Consider a small, spatially finite possible world that is divided into three zones, A, B, and C. In Zone A, there is a complete freeze — a cessation of all change — for one hour every 2 years. These local freezes in Zone A are preceded by a short period in which every object in A takes on a reddish glow (observable to the occupants of all three zones), while at the same time a temporary force field develops at the boundary of Zone A, preventing anything from entering or exiting that zone during the freeze. While the freeze in Zone A is taking place, Zone A appears to those in Zones B and C to be pitch black, since no light can enter or exit the frozen zone; but as soon as the local freeze in Zone A is over, the people in the other two zones can again see everything in Zone A, and can in fact see those things resuming their normal behaviors without missing a beat. To those who remain in Zone A for the freeze, it appears that the reddish glowing and the development of the force field are immediately followed, not by any cessation of change, but, instead, by a large number of sudden and discontinuous changes in the other two zones.
Meanwhile, In Zone B there is a similar freeze for one hour every 3 years, and in Zone C there is a freeze for one hour every 5 years. The inhabitants of this strange world quickly become aware of the local freezes, and they have no trouble calculating the “freeze function” for each of the three zones. What’s more, they also calculate that there is a global freeze — a period during which each one of the three zones undergoes a local freeze — exactly once every 30 years. Whenever a global freeze occurs, of course, no one is able to see any frozen objects or blacked-out zones, since everyone and everything is frozen at the same time. But the reddish glowing and the development of temporary force fields that precede each world-wide freeze are observable to everyone; and so the global freeze times come to be celebrated by “empty time parties” all over the world.
No doubt the inhabitants of this unusual world could come up with a theory that explains the local freezes in a way that doesn’t posit any empty time. For they could theorize that in Zone A there is a local freeze every two years, except for the 30th year, when there is no freeze; and similarly for the other zones. But such a theory would involve freezing functions that are more complicated than those that entail a global freeze every 30 years.

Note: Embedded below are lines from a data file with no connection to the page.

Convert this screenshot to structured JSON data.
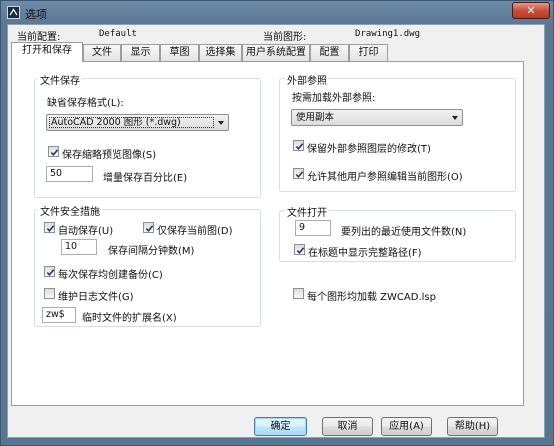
{
  "window": {
    "title": "选项",
    "close_glyph": "✕"
  },
  "profile": {
    "current_config_label": "当前配置:",
    "current_config_value": "Default",
    "current_drawing_label": "当前图形:",
    "current_drawing_value": "Drawing1.dwg"
  },
  "tabs": [
    "打开和保存",
    "文件",
    "显示",
    "草图",
    "选择集",
    "用户系统配置",
    "配置",
    "打印"
  ],
  "file_save": {
    "group_title": "文件保存",
    "format_label": "缺省保存格式(L):",
    "format_value": "AutoCAD 2000 图形 (*.dwg)",
    "thumbnail_label": "保存缩略预览图像(S)",
    "thumbnail_checked": true,
    "incremental_value": "50",
    "incremental_label": "增量保存百分比(E)"
  },
  "xref": {
    "group_title": "外部参照",
    "demand_label": "按需加载外部参照:",
    "demand_value": "使用副本",
    "retain_changes_label": "保留外部参照图层的修改(T)",
    "retain_changes_checked": true,
    "allow_edit_label": "允许其他用户参照编辑当前图形(O)",
    "allow_edit_checked": true
  },
  "safety": {
    "group_title": "文件安全措施",
    "autosave_label": "自动保存(U)",
    "autosave_checked": true,
    "autosave_current_label": "仅保存当前图(D)",
    "autosave_current_checked": true,
    "minutes_value": "10",
    "minutes_label": "保存间隔分钟数(M)",
    "backup_label": "每次保存均创建备份(C)",
    "backup_checked": true,
    "log_label": "维护日志文件(G)",
    "log_checked": false,
    "temp_ext_value": "zw$",
    "temp_ext_label": "临时文件的扩展名(X)"
  },
  "file_open": {
    "group_title": "文件打开",
    "recent_value": "9",
    "recent_label": "要列出的最近使用文件数(N)",
    "full_path_label": "在标题中显示完整路径(F)",
    "full_path_checked": true
  },
  "lsp": {
    "label": "每个图形均加载 ZWCAD.lsp",
    "checked": false
  },
  "buttons": {
    "ok": "确定",
    "cancel": "取消",
    "apply": "应用(A)",
    "help": "帮助(H)"
  }
}
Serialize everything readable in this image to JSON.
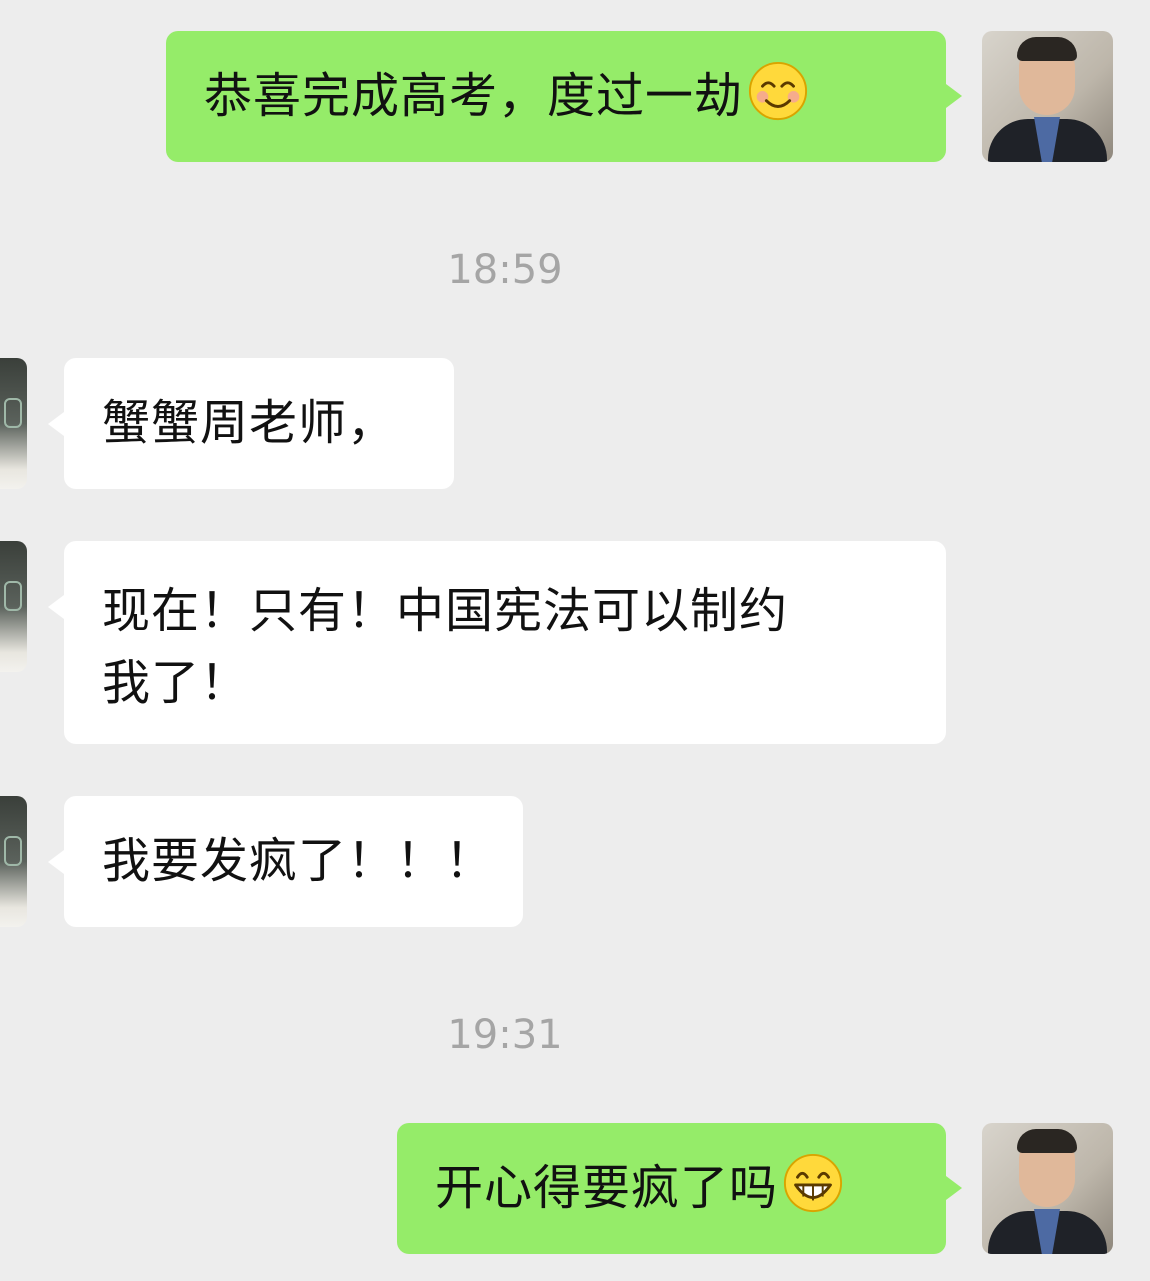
{
  "messages": [
    {
      "side": "sent",
      "text": "恭喜完成高考，度过一劫",
      "emoji": "smiling-face-icon"
    },
    {
      "type": "timestamp",
      "text": "18:59"
    },
    {
      "side": "received",
      "text": "蟹蟹周老师，"
    },
    {
      "side": "received",
      "line1": "现在！只有！中国宪法可以制约",
      "line2": "我了！"
    },
    {
      "side": "received",
      "text": "我要发疯了！！！"
    },
    {
      "type": "timestamp",
      "text": "19:31"
    },
    {
      "side": "sent",
      "text": "开心得要疯了吗",
      "emoji": "grinning-face-icon"
    }
  ],
  "colors": {
    "background": "#ededed",
    "sent_bubble": "#95ec69",
    "received_bubble": "#ffffff",
    "timestamp": "#a5a5a5"
  }
}
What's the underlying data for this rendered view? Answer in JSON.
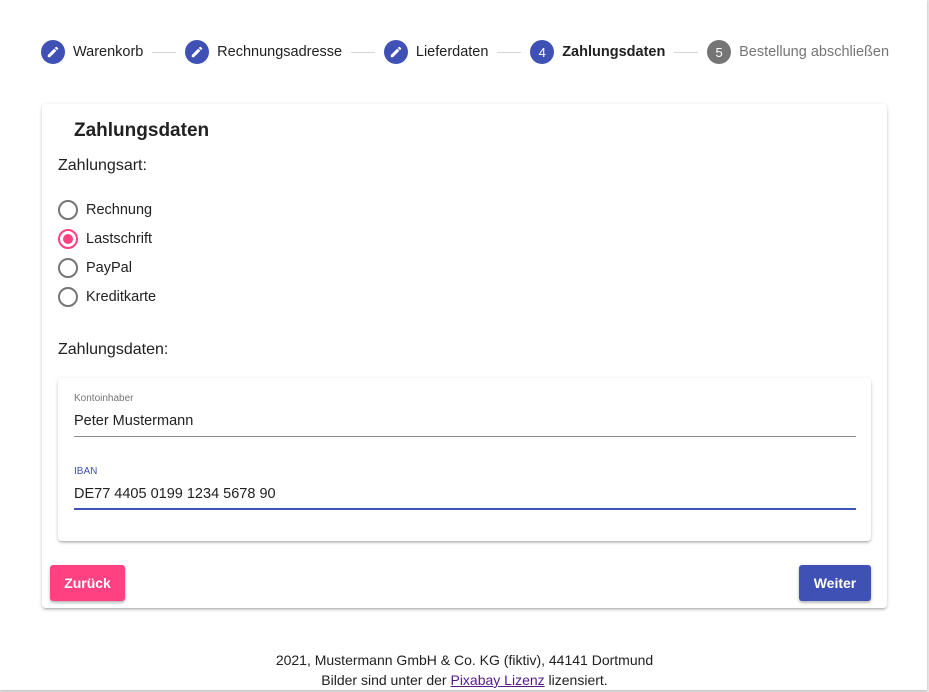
{
  "stepper": {
    "steps": [
      {
        "number": "",
        "label": "Warenkorb",
        "state": "done",
        "icon": "pencil-icon"
      },
      {
        "number": "",
        "label": "Rechnungsadresse",
        "state": "done",
        "icon": "pencil-icon"
      },
      {
        "number": "",
        "label": "Lieferdaten",
        "state": "done",
        "icon": "pencil-icon"
      },
      {
        "number": "4",
        "label": "Zahlungsdaten",
        "state": "active"
      },
      {
        "number": "5",
        "label": "Bestellung abschließen",
        "state": "todo"
      }
    ]
  },
  "card": {
    "title": "Zahlungsdaten",
    "payment_method_label": "Zahlungsart:",
    "payment_methods": [
      {
        "label": "Rechnung",
        "checked": false
      },
      {
        "label": "Lastschrift",
        "checked": true
      },
      {
        "label": "PayPal",
        "checked": false
      },
      {
        "label": "Kreditkarte",
        "checked": false
      }
    ],
    "payment_data_label": "Zahlungsdaten:"
  },
  "fields": {
    "account_holder": {
      "label": "Kontoinhaber",
      "value": "Peter Mustermann"
    },
    "iban": {
      "label": "IBAN",
      "value": "DE77 4405 0199 1234 5678 90"
    }
  },
  "buttons": {
    "back": "Zurück",
    "next": "Weiter"
  },
  "footer": {
    "line1": "2021, Mustermann GmbH & Co. KG (fiktiv), 44141 Dortmund",
    "line2_prefix": "Bilder sind unter der",
    "line2_link": "Pixabay Lizenz",
    "line2_suffix": "lizensiert."
  },
  "colors": {
    "primary": "#3f51b5",
    "accent": "#ff4081",
    "inactive": "#757575"
  }
}
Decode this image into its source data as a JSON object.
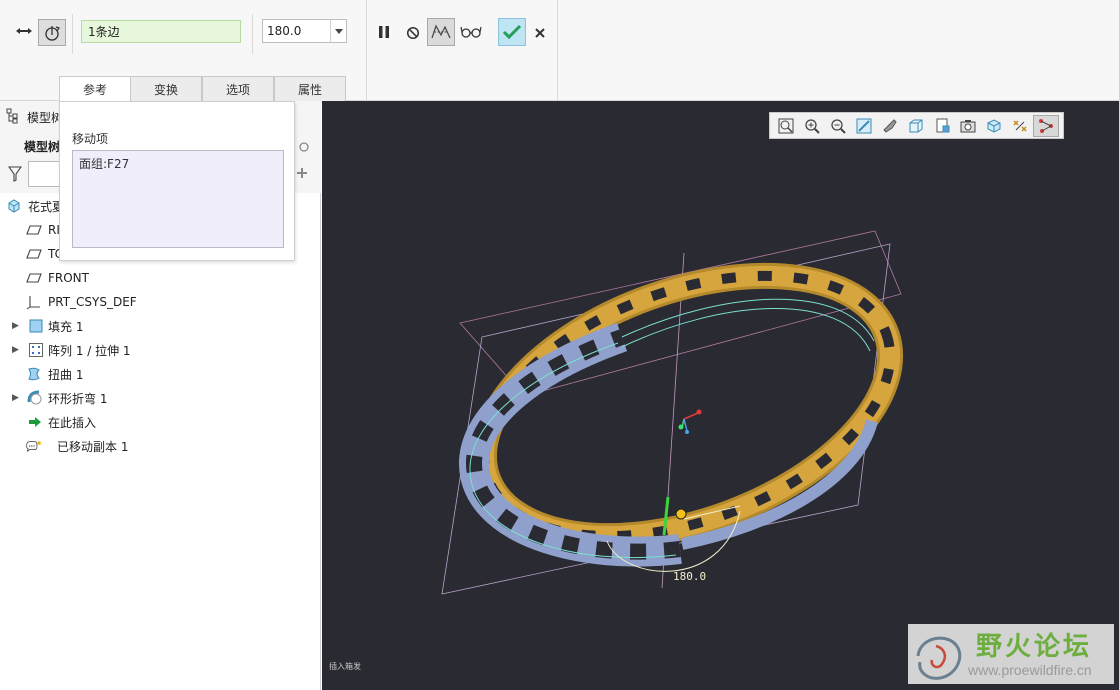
{
  "dashboard": {
    "edge_field": "1条边",
    "angle_value": "180.0",
    "tabs": [
      {
        "label": "参考",
        "active": true
      },
      {
        "label": "变换",
        "active": false
      },
      {
        "label": "选项",
        "active": false
      },
      {
        "label": "属性",
        "active": false
      }
    ],
    "accent_color": "#2bb673"
  },
  "reference_panel": {
    "title": "移动项",
    "items": [
      "面组:F27"
    ]
  },
  "model_tree": {
    "header_title": "模型树",
    "subheader": "模型树",
    "root": "花式夏",
    "items": [
      {
        "label": "RI",
        "icon": "datum-plane-icon"
      },
      {
        "label": "TC",
        "icon": "datum-plane-icon"
      },
      {
        "label": "FRONT",
        "icon": "datum-plane-icon"
      },
      {
        "label": "PRT_CSYS_DEF",
        "icon": "csys-icon"
      },
      {
        "label": "填充 1",
        "icon": "fill-icon"
      },
      {
        "label": "阵列 1 / 拉伸 1",
        "icon": "pattern-icon"
      },
      {
        "label": "扭曲 1",
        "icon": "warp-icon"
      },
      {
        "label": "环形折弯 1",
        "icon": "toroidal-bend-icon"
      },
      {
        "label": "在此插入",
        "icon": "insert-here-icon"
      },
      {
        "label": "已移动副本 1",
        "icon": "moved-copy-icon"
      }
    ]
  },
  "graphics": {
    "dimension_label": "180.0",
    "status_text": "插入箱发",
    "background_color": "#2a2a33",
    "watermark_text": "野火论坛",
    "watermark_url": "www.proewildfire.cn"
  }
}
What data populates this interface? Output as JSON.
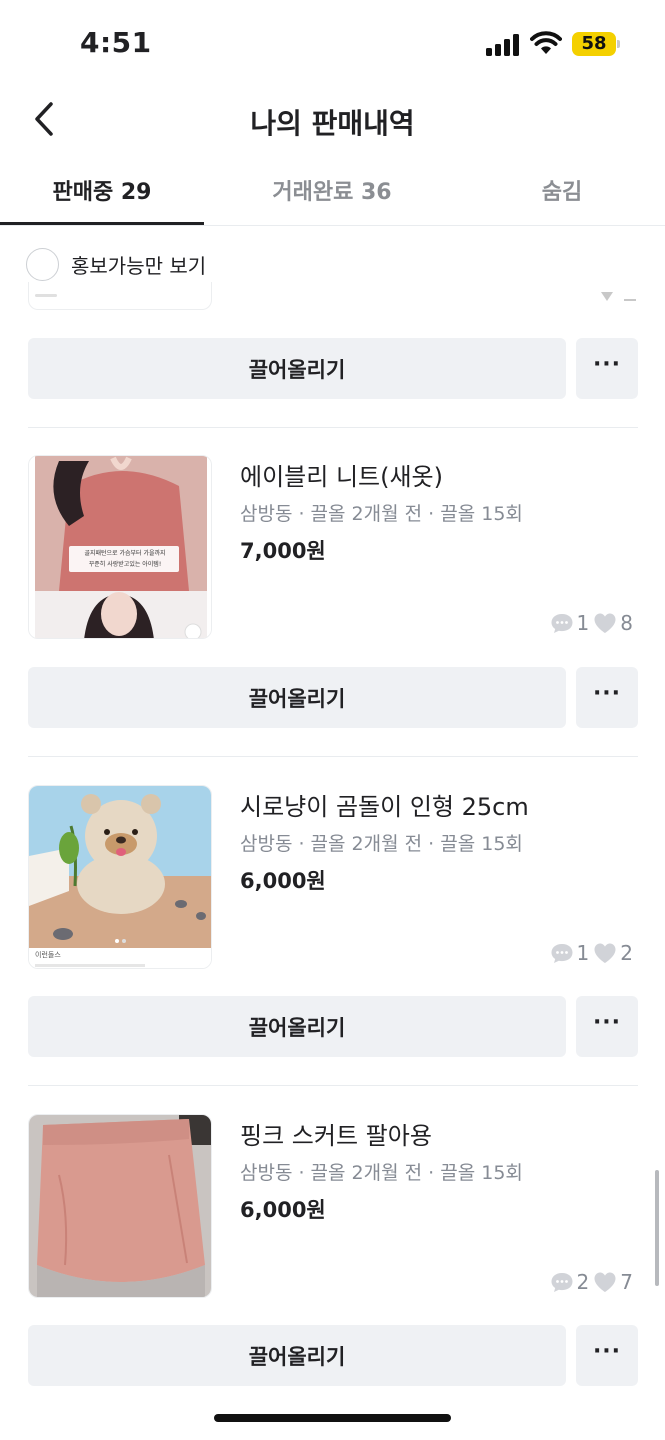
{
  "status_bar": {
    "time": "4:51",
    "battery": "58"
  },
  "header": {
    "title": "나의 판매내역"
  },
  "tabs": [
    {
      "label": "판매중 29"
    },
    {
      "label": "거래완료 36"
    },
    {
      "label": "숨김"
    }
  ],
  "filter": {
    "label": "홍보가능만 보기"
  },
  "actions": {
    "bump_label": "끌어올리기",
    "more_label": "···"
  },
  "products": [
    {
      "title": "에이블리 니트(새옷)",
      "meta": "삼방동 · 끌올 2개월 전 · 끌올 15회",
      "price": "7,000원",
      "chats": "1",
      "likes": "8",
      "image_caption1": "골지패턴으로 가슴부터 가을까지",
      "image_caption2": "꾸준히 사랑받고있는 아이템!"
    },
    {
      "title": "시로냥이 곰돌이 인형 25cm",
      "meta": "삼방동 · 끌올 2개월 전 · 끌올 15회",
      "price": "6,000원",
      "chats": "1",
      "likes": "2",
      "image_caption1": "이런돌스"
    },
    {
      "title": "핑크 스커트 팔아용",
      "meta": "삼방동 · 끌올 2개월 전 · 끌올 15회",
      "price": "6,000원",
      "chats": "2",
      "likes": "7"
    }
  ],
  "colors": {
    "accent": "#212124",
    "muted": "#868b94",
    "button_bg": "#eff1f4",
    "battery": "#f4d000"
  }
}
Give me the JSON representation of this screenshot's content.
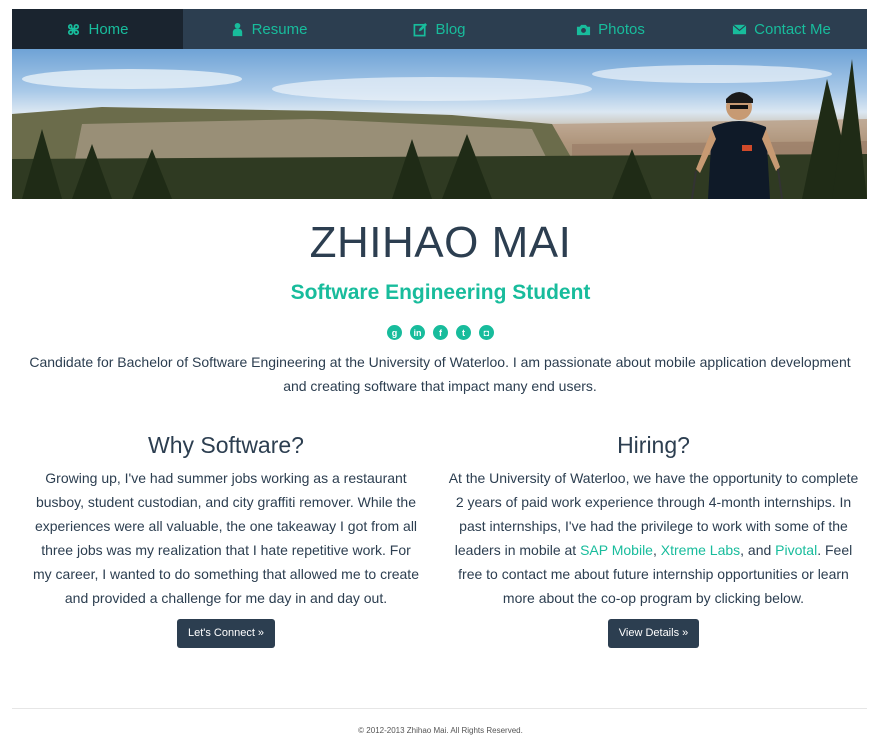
{
  "nav": {
    "items": [
      {
        "label": "Home",
        "icon": "command-icon",
        "active": true
      },
      {
        "label": "Resume",
        "icon": "user-icon",
        "active": false
      },
      {
        "label": "Blog",
        "icon": "edit-icon",
        "active": false
      },
      {
        "label": "Photos",
        "icon": "camera-icon",
        "active": false
      },
      {
        "label": "Contact Me",
        "icon": "envelope-icon",
        "active": false
      }
    ]
  },
  "hero": {
    "name": "ZHIHAO MAI",
    "subtitle": "Software Engineering Student",
    "socials": [
      {
        "name": "goodreads-icon",
        "glyph": "g"
      },
      {
        "name": "linkedin-icon",
        "glyph": "in"
      },
      {
        "name": "facebook-icon",
        "glyph": "f"
      },
      {
        "name": "twitter-icon",
        "glyph": "t"
      },
      {
        "name": "instagram-icon",
        "glyph": "◘"
      }
    ],
    "intro": "Candidate for Bachelor of Software Engineering at the University of Waterloo. I am passionate about mobile application development and creating software that impact many end users."
  },
  "why": {
    "heading": "Why Software?",
    "body": "Growing up, I've had summer jobs working as a restaurant busboy, student custodian, and city graffiti remover. While the experiences were all valuable, the one takeaway I got from all three jobs was my realization that I hate repetitive work. For my career, I wanted to do something that allowed me to create and provided a challenge for me day in and day out.",
    "button": "Let's Connect »"
  },
  "hiring": {
    "heading": "Hiring?",
    "body_before": "At the University of Waterloo, we have the opportunity to complete 2 years of paid work experience through 4-month internships. In past internships, I've had the privilege to work with some of the leaders in mobile at ",
    "link1": "SAP Mobile",
    "sep1": ", ",
    "link2": "Xtreme Labs",
    "sep2": ", and ",
    "link3": "Pivotal",
    "body_after": ". Feel free to contact me about future internship opportunities or learn more about the co-op program by clicking below.",
    "button": "View Details »"
  },
  "footer": {
    "text": "© 2012-2013 Zhihao Mai. All Rights Reserved."
  },
  "colors": {
    "primary": "#2c3e50",
    "accent": "#18bc9c",
    "nav_active": "#1a242f"
  }
}
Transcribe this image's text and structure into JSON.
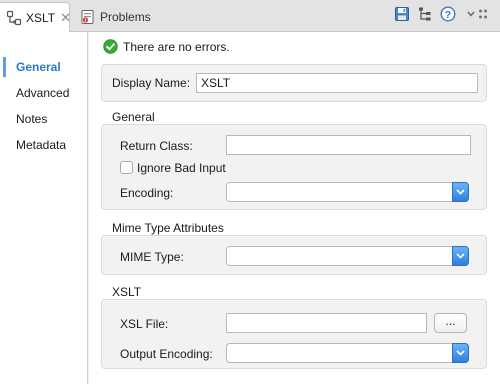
{
  "tabs": [
    {
      "label": "XSLT",
      "icon": "xslt-transform-icon",
      "active": true
    },
    {
      "label": "Problems",
      "icon": "problems-icon",
      "active": false
    }
  ],
  "toolbar": {
    "icons": [
      "save-icon",
      "hierarchy-icon",
      "help-icon"
    ],
    "view_menu_icon": "chevron-down-icon"
  },
  "nav": {
    "items": [
      {
        "label": "General",
        "selected": true
      },
      {
        "label": "Advanced",
        "selected": false
      },
      {
        "label": "Notes",
        "selected": false
      },
      {
        "label": "Metadata",
        "selected": false
      }
    ]
  },
  "status": {
    "text": "There are no errors.",
    "icon": "check-circle-icon"
  },
  "display_name": {
    "label": "Display Name:",
    "value": "XSLT"
  },
  "general": {
    "title": "General",
    "return_class_label": "Return Class:",
    "return_class_value": "",
    "ignore_bad_input_label": "Ignore Bad Input",
    "ignore_bad_input_checked": false,
    "encoding_label": "Encoding:",
    "encoding_value": ""
  },
  "mime": {
    "title": "Mime Type Attributes",
    "mime_type_label": "MIME Type:",
    "mime_type_value": ""
  },
  "xslt": {
    "title": "XSLT",
    "xsl_file_label": "XSL File:",
    "xsl_file_value": "",
    "browse_label": "...",
    "output_encoding_label": "Output Encoding:",
    "output_encoding_value": ""
  },
  "colors": {
    "accent": "#2b79c8",
    "combo_button": "#3f8ee8",
    "ok_green": "#3aa83a"
  }
}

What is this thought experiment supposed to show? Well, it can’t be taken to show that global freezes are possible, because (at least the way the story has been told here) they are simply a stipulated detail of the story, and we can’t show that something is possible merely by stipulating that it is the case in some possible world. What the thought experiment does seem to show, however, is that it is possible for rational beings to have at least some evidence for the existence of periods of empty time in their world. For we can describe the possible world of the thought experiment in a neutral way that specifies how things in the world appear to its denizens, without specifying whether the real freeze functions for Zones A, B, and C are the simpler ones described above that entail a global freeze every 30 years or the more complicated ones that do not have that entailment. And a possible world that appears this way to its inhabitants is surely a world in which those inhabitants have some reason to take seriously the possibility that there are periods of empty time in their world, that they know when those periods occur, and even that they know exactly how long the periods of empty time last.